As I noted in the 2018 Web Globalization Report Card, only 7% of the global websites studied support Hindi, followed by Urdu and Tamil. According to research conducted by Nielsen in 2017, 68% of Indian internet users consider local-language content to be more reliable than English. Facebook certainly understands this; Facebook supports more than half of India’s official languages. And it’s no surprise that Facebook now has more users in India than in the US.

Fortunately, some Indian banks are now becoming more multilingual. The Times of India article notes:

Private banks such as ICICI Bank, Axis Bank and Kotak Mahindra Bank are trying to be more multi-lingual in their digital banking strategy. “For instance, the Kotak Bharat app is aimed at financial inclusion. Users can transfer money, recharge their mobile, buy insurance, etc in Hindi, English, Gujarati, Marathi, Tamil or Kannada. We plan to expand the app to handle other regional languages,” says Deepak Sharma, chief digital officer at Kotak Mahindra Bank.

And as you can see by this excerpt from my newly updated IDN poster, India represents a significant diversity of languages and scripts:

Languages are more than a means to an end; they are a sign of respect.

And companies that invest in languages are not only investing in their customers but investing in their own future.

Source

Country codes of the world. XL.

For quite some time people have asked me about creating a larger version of our Country Codes of the World map, something they could pin up in their conference rooms or on office walls.

And a map without the legend, so that people could figure out on their own which ccTLDs stood for which country or region.

Now I’m pleased to offer just that — a whopping 4 foot by 3 foot black and white poster printed on lightweight paper.

Shown below is an excerpt of this map featuring our resident model Harlan. He’s a big cat and, despite his best efforts, even he can’t cover up all of the Americas.

To learn more and purchase, click here.

Feline not included.

Welcome to the Kingdom of eSwatini, formerly known as Swaziland

When I read about Swaziland’s recent name change, by decree, my first thought was: What about the country code?

As in .sz?

As far as I can tell, it’s way too soon to know if the president has thought this far ahead.

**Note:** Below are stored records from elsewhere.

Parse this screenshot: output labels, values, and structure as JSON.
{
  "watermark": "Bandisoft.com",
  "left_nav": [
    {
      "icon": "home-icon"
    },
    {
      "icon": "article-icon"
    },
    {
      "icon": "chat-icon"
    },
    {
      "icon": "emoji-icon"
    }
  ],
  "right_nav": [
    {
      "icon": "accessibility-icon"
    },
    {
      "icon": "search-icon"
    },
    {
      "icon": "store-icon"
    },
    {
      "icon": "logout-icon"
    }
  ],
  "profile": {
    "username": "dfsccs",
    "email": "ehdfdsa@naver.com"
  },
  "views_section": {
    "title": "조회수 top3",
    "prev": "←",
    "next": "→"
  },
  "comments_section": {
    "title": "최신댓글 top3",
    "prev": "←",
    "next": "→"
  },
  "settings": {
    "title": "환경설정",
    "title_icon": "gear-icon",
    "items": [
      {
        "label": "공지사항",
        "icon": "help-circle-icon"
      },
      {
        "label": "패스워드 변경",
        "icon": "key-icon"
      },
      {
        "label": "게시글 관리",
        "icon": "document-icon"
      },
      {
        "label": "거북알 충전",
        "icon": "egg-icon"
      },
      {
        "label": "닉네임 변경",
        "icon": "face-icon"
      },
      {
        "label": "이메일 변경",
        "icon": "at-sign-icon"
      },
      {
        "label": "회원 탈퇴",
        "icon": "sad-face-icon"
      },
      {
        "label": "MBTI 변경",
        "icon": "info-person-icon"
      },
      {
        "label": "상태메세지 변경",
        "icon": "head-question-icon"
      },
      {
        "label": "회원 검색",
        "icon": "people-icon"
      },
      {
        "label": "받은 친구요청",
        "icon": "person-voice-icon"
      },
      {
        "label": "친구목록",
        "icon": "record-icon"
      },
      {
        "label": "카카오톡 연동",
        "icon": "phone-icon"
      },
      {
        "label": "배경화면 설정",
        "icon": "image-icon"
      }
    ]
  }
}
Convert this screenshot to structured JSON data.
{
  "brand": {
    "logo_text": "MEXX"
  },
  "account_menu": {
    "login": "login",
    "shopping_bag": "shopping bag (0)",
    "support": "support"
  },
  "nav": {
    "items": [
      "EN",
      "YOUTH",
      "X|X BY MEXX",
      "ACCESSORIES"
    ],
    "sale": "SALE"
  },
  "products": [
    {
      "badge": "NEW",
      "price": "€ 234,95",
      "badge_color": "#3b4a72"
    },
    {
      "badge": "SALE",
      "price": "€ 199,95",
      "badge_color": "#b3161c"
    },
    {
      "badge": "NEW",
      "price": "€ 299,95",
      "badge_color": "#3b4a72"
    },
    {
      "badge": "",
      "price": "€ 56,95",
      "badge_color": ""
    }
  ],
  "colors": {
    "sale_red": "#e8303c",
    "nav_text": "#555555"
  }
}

My guess is that things will stay the same for quite some time.

But country codes do change and will continue to change. And as I noted earlier, internationalized domain names also continue to evolve, as you can see here.